#### [THE PROBLEM]
The line containing "Convert this screenshot" opens the span to copy, and the last line of the records below closes it. Write out that span exactly.

Website and app data records
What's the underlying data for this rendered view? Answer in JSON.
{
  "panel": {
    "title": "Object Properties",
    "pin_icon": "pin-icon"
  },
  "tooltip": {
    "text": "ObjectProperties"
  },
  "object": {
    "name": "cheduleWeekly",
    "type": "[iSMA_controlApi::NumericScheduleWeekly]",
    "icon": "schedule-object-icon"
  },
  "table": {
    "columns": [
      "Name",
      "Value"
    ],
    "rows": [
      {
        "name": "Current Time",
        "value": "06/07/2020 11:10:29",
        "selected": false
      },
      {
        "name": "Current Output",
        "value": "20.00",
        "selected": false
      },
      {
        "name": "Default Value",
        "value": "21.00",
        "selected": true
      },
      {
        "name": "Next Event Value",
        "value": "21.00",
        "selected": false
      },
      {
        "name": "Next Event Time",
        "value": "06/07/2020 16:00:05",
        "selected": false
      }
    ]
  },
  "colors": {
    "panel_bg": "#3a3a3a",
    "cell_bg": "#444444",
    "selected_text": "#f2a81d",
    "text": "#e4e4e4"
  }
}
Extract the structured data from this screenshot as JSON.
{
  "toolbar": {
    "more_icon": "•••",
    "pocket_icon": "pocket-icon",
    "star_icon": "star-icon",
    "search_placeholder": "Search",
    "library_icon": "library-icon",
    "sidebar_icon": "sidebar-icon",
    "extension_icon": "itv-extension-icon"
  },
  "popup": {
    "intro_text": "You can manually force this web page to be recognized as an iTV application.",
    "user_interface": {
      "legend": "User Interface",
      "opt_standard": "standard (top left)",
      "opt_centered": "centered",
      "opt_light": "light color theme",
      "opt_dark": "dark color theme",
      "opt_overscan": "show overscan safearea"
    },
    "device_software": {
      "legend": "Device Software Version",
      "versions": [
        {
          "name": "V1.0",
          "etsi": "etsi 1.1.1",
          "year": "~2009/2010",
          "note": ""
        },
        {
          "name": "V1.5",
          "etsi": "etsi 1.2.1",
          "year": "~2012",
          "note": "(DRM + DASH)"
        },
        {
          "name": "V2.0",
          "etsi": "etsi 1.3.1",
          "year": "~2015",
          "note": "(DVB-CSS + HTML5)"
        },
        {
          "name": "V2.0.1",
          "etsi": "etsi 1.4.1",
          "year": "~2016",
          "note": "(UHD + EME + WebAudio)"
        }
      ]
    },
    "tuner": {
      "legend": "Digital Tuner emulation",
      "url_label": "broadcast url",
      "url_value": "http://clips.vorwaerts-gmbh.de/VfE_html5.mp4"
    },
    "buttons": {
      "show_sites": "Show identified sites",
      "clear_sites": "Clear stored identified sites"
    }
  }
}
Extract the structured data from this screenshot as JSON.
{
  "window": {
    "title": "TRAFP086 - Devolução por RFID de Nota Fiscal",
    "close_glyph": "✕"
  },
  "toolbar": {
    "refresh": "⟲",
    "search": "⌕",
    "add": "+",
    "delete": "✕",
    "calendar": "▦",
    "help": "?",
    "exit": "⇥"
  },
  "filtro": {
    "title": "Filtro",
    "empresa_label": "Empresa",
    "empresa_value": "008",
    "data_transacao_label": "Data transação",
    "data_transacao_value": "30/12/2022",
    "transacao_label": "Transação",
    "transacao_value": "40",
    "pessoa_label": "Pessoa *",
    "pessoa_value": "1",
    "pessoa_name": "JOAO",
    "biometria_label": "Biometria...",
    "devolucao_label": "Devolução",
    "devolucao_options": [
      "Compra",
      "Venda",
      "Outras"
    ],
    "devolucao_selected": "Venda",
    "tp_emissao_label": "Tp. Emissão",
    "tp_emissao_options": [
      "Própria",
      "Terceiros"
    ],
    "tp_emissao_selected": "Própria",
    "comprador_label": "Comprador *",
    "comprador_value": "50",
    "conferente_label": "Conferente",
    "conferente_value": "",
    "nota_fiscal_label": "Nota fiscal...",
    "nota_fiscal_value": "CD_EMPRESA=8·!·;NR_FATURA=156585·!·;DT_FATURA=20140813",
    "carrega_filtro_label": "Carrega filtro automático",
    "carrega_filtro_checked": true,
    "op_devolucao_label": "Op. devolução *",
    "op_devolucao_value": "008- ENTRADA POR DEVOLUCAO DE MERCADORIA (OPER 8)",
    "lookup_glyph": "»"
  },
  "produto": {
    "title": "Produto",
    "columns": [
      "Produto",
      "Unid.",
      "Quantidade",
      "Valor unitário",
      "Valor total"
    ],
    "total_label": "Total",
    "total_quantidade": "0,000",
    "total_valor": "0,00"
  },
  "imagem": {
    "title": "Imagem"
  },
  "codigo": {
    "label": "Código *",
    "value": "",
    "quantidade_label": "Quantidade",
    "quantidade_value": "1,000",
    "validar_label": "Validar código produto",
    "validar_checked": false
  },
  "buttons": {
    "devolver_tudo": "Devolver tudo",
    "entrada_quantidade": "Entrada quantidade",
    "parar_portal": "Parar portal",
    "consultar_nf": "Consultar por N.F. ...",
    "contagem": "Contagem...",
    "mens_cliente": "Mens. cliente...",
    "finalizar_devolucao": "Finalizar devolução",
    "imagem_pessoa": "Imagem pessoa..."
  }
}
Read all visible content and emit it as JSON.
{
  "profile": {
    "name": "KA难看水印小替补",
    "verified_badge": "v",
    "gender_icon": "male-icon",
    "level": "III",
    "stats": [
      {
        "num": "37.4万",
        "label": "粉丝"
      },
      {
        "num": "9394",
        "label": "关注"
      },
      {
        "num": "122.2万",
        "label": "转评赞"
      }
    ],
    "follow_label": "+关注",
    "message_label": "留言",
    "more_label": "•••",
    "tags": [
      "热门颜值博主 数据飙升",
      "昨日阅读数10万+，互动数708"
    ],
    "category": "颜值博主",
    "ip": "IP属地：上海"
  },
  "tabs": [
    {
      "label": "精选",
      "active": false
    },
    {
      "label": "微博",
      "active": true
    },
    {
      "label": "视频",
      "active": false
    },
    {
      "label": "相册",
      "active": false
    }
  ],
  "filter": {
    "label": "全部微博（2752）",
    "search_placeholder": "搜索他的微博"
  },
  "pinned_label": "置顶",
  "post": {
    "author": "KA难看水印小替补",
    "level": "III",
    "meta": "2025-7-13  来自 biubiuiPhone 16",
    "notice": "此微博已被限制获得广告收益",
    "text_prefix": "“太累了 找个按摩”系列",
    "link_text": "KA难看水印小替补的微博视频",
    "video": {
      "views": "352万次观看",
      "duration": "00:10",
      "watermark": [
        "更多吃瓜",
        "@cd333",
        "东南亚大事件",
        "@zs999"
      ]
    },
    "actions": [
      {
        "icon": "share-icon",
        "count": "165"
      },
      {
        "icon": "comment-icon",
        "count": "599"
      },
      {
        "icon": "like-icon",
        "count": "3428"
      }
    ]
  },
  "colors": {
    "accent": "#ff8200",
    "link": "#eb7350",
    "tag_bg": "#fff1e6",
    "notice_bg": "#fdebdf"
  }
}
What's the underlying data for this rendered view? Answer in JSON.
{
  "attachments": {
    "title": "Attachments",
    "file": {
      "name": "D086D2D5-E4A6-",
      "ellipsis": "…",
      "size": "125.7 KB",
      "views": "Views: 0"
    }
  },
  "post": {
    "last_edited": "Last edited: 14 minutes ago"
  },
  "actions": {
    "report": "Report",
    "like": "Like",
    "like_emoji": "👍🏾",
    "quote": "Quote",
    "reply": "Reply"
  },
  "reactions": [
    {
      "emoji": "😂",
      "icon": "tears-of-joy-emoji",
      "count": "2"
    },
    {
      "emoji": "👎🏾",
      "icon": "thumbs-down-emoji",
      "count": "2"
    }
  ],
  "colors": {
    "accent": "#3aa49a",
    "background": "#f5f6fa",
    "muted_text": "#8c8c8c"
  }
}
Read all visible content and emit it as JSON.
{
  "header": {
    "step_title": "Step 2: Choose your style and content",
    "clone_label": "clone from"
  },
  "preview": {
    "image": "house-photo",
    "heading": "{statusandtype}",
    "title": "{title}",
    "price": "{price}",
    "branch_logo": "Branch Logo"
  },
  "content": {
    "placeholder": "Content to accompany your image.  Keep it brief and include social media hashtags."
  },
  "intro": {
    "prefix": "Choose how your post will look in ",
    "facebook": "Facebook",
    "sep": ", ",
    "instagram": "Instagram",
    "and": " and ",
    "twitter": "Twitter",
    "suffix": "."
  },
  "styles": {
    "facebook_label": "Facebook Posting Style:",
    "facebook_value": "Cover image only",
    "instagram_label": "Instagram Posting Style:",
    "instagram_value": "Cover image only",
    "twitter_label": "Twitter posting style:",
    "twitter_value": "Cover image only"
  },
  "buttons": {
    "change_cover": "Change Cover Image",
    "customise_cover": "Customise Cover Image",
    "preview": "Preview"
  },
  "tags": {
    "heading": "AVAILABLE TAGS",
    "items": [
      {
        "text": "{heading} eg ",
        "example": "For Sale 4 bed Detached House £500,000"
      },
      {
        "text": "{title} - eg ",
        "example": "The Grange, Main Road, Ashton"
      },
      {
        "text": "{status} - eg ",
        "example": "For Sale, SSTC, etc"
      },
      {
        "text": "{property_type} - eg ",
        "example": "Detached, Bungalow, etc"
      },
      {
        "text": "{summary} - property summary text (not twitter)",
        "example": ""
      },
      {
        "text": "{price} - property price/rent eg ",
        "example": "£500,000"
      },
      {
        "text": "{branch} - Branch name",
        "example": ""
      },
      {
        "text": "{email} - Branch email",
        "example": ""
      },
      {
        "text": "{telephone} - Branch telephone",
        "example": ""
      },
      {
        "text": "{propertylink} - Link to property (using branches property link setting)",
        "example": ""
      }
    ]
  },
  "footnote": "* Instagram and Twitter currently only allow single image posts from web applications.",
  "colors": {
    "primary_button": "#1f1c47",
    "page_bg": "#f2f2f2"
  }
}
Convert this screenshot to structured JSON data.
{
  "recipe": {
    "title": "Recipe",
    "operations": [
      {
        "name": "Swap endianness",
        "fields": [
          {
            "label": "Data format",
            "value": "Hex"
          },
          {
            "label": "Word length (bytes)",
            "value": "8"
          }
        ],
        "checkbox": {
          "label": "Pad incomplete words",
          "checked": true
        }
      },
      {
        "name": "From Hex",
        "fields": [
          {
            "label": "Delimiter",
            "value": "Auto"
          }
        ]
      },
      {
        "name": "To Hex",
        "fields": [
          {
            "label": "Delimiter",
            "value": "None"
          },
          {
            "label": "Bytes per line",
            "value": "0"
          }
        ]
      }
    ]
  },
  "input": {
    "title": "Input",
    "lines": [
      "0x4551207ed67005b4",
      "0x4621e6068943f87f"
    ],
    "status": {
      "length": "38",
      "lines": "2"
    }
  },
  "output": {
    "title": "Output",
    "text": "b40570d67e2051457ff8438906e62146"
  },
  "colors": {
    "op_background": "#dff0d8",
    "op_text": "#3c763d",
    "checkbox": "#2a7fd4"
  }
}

#### [RESULT OF THIS TASK]
Convert this screenshot to structured JSON data.
{
  "recipe": {
    "title": "Recipe",
    "operations": [
      {
        "name": "Swap endianness",
        "fields": [
          {
            "label": "Data format",
            "value": "Hex"
          },
          {
            "label": "Word length (bytes)",
            "value": "8"
          }
        ],
        "checkbox": {
          "label": "Pad incomplete words",
          "checked": true
        }
      },
      {
        "name": "From Hex",
        "fields": [
          {
            "label": "Delimiter",
            "value": "Auto"
          }
        ]
      },
      {
        "name": "To Hex",
        "fields": [
          {
            "label": "Delimiter",
            "value": "None"
          },
          {
            "label": "Bytes per line",
            "value": "0"
          }
        ]
      }
    ]
  },
  "input": {
    "title": "Input",
    "lines": [
      "0x4551207ed67005b4",
      "0x4621e6068943f87f"
    ],
    "status": {
      "length": "38",
      "lines": "2"
    }
  },
  "output": {
    "title": "Output",
    "text": "b40570d67e2051457ff8438906e62146"
  },
  "colors": {
    "op_background": "#dff0d8",
    "op_text": "#3c763d",
    "checkbox": "#2a7fd4"
  }
}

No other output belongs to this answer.